“Why are we here? When are we going to get pizza as you promised? I’m hungry.” I emphasized growing more impatient as the piercing baby cries seemed to enter the bottom of my spine, creep up my back and explode at my temples.
“I’m here to give a donation,” Mother said, giving me the evil eye to behave myself.
“Mom,” I whined, “can’t you do it later? Just leave some money and let’s go.” I gave an emphatic stomp to show my growing impatience, but it was ignored.
We went inside; cribs lined the walls and the center of the room. A narrow path paved the way between the rows of cribs that was wide enough for the nuns to get to each baby. There must have been 30 cribs in a 10 by 15-foot room. As I peaked around the corner, 25 little toddlers played with old cups and sticks on a dirt floor in the next room. Some disabled. Most of them were girls. Every so often, in between the screams, I would hear a bell jingle outside. I figured it was a bicycle with a warning bell, which seemed to be the usual transportation for local workers.
The curtain to the front waiting room opened and a small, frail woman in a blue-and- white cotton habit entered. The babies were crying as if they were in a competition to see who was the loudest. I heard a song that was weak and limited in pitch, due to an aged voice box. One by one, this four-foot-something, old woman picked up each baby and kissed her on the forehead while singing an undistinguishable lullaby. The crying stopped by the time she reached the last baby, the room was completely quiet. She was in the moment, she was one with those children. I still get goose bumps every time I think about this experience. The toddlers rushed to the door that was barricaded by pieces of wood tied together with palm grass. The toddlers who could walk were reaching for this woman as if she was their personal “mom.”
“Wow! Who is that person?” I whispered to Savathri as she watched Baba interact with the woman. She didn’t respond to me and went to Baba’s side to read his hands.
“Isabelle Thorson is from the United States. She has a sizable sum of money for the orphanage,” Baba signed to this woman as Savathri “read” his hands. Baba had an expression of a five-year-old child that had been given a brand new toy emphasized by his expressive grunts and sighs that gave more emotion for his interpreter. This excessive energy and attention getting technique competed with his robust tummy and formal robes.
The preoccupied old woman pointed to a woven basket in the corner of the room for my humble and generous mother to place the money.
“She wants me to leave this many rupees in this communal basket?” Mother asked in disbelief.
The amount was over $500, equivalent of a worker’s ten-year salary.
The frail but diligent old woman again pointed with more emphasis at the straw basket, wanting to make the most of her time with the children. Baba gave a “more or less” side-to-side shaking of his hand to show that it was okay to place the rupees in the small, open, grass-woven bowl.
We started to leave the simple but clean hut, and again I asked who that woman was.
“Mother Theresa,” my reverent mother responded. “She takes care of these orphans and the lepers in the community.”
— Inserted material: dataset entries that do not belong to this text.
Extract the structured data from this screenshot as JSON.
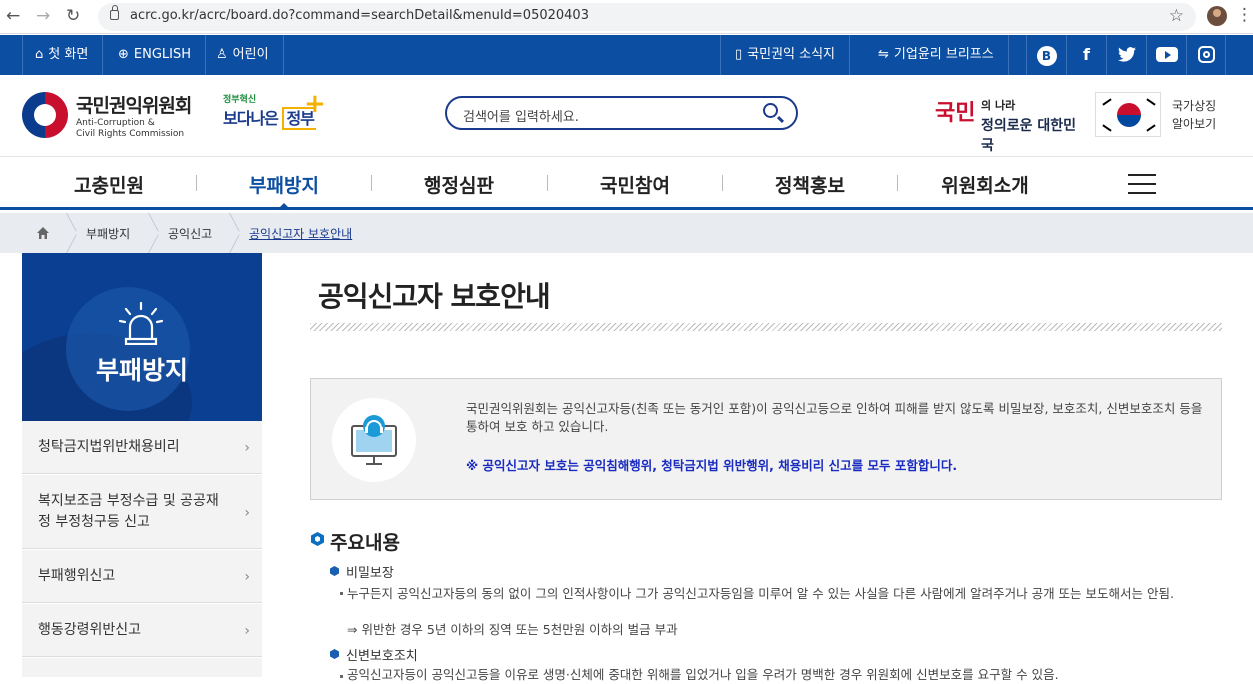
{
  "browser": {
    "back": "←",
    "forward": "→",
    "reload": "↻",
    "url": "acrc.go.kr/acrc/board.do?command=searchDetail&menuId=05020403",
    "star": "☆",
    "menu": "⋮"
  },
  "util": {
    "left": [
      {
        "label": "첫 화면",
        "icon": "home-icon"
      },
      {
        "label": "ENGLISH",
        "icon": "globe-icon"
      },
      {
        "label": "어린이",
        "icon": "person-icon"
      }
    ],
    "right": [
      {
        "label": "국민권익 소식지",
        "icon": "book-icon"
      },
      {
        "label": "기업윤리 브리프스",
        "icon": "handshake-icon"
      }
    ],
    "social": [
      {
        "name": "blog-icon",
        "glyph": "B"
      },
      {
        "name": "facebook-icon",
        "glyph": "f"
      },
      {
        "name": "twitter-icon",
        "glyph": "t"
      },
      {
        "name": "youtube-icon",
        "glyph": "▶"
      },
      {
        "name": "instagram-icon",
        "glyph": "◎"
      }
    ]
  },
  "header": {
    "logo_kr": "국민권익위원회",
    "logo_en1": "Anti-Corruption &",
    "logo_en2": "Civil Rights Commission",
    "gov_small": "정부혁신",
    "gov_big1": "보다나은 ",
    "gov_big2": "정부",
    "search_placeholder": "검색어를 입력하세요.",
    "slogan_a": "국민",
    "slogan_b": "의 나라",
    "slogan_c": "정의로운 대한민국",
    "nat_sym1": "국가상징",
    "nat_sym2": "알아보기"
  },
  "gnb": {
    "items": [
      "고충민원",
      "부패방지",
      "행정심판",
      "국민참여",
      "정책홍보",
      "위원회소개"
    ],
    "active": 1
  },
  "breadcrumb": [
    "부패방지",
    "공익신고",
    "공익신고자 보호안내"
  ],
  "left": {
    "title": "부패방지",
    "items": [
      "청탁금지법위반채용비리",
      "복지보조금 부정수급 및 공공재정 부정청구등 신고",
      "부패행위신고",
      "행동강령위반신고"
    ],
    "arrow": "›"
  },
  "content": {
    "title": "공익신고자 보호안내",
    "info_p1": "국민권익위원회는 공익신고자등(친족 또는 동거인 포함)이 공익신고등으로 인하여 피해를 받지 않도록 비밀보장, 보호조치, 신변보호조치 등을 통하여 보호 하고 있습니다.",
    "info_p2": "※ 공익신고자 보호는 공익침해행위, 청탁금지법 위반행위, 채용비리 신고를 모두 포함합니다.",
    "section": "주요내용",
    "sub1": "비밀보장",
    "sub1_text": "누구든지 공익신고자등의 동의 없이 그의 인적사항이나 그가 공익신고자등임을 미루어 알 수 있는 사실을 다른 사람에게 알려주거나 공개 또는 보도해서는 안됨.",
    "sub1_arrow": "⇒ 위반한 경우 5년 이하의 징역 또는 5천만원 이하의 벌금 부과",
    "sub2": "신변보호조치",
    "sub2_text": "공익신고자등이 공익신고등을 이유로 생명·신체에 중대한 위해를 입었거나 입을 우려가 명백한 경우 위원회에 신변보호를 요구할 수 있음."
  },
  "colors": {
    "primary": "#0b4ea2",
    "dark": "#0b3f91",
    "highlight": "#1a2cc0"
  }
}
I felt humbled. I was given a new point of reality that changed my life.
As we were leaving, again I heard the bell. I looked in the direction of the sound. A woman with a sari covering her head was hurriedly placing a newborn baby in a larger, spiral-woven basket on the front porch next to the doorway of the orphanage. As the woman looked back for one final glance at the baby, she was wiping the tears from her face.
And what about the pizza I was promised? I savored every bite with humbleness and gratitude.
– Kathy Gruhn, MA CCC-SLP, author of My Baby Compass series